(What you will do):
Only lines holding "acma" are wanted; copy each of them from the records below.

Dataset rows for apps and sites
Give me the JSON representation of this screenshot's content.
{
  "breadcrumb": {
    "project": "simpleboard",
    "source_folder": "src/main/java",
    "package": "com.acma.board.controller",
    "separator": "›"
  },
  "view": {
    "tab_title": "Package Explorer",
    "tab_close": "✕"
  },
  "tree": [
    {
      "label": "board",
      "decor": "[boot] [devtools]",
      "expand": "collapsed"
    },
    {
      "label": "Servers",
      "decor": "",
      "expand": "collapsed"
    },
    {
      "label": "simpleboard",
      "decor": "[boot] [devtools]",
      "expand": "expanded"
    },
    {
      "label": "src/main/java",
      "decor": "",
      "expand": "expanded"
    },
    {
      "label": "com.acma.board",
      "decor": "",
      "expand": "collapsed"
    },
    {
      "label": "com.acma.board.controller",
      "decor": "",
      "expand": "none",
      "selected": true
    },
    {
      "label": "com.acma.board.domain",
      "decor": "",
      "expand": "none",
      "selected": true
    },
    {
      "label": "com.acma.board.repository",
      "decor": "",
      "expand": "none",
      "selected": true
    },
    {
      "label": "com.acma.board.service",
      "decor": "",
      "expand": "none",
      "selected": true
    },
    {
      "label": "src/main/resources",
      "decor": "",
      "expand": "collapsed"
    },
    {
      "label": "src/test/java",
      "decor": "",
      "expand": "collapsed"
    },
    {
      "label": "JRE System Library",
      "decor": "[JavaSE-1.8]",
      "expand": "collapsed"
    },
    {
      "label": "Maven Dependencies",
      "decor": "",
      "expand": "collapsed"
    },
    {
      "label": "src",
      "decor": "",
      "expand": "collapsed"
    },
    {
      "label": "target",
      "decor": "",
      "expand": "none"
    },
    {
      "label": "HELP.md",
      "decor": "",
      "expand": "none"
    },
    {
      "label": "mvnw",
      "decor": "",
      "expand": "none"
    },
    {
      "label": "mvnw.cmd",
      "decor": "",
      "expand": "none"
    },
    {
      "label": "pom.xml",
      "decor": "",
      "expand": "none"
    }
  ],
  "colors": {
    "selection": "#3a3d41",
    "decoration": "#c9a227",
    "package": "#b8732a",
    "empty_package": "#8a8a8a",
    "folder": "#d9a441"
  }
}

(Exercise response):
    "package": "com.acma.board.controller",
      "label": "com.acma.board",
      "label": "com.acma.board.controller",
      "label": "com.acma.board.domain",
      "label": "com.acma.board.repository",
      "label": "com.acma.board.service",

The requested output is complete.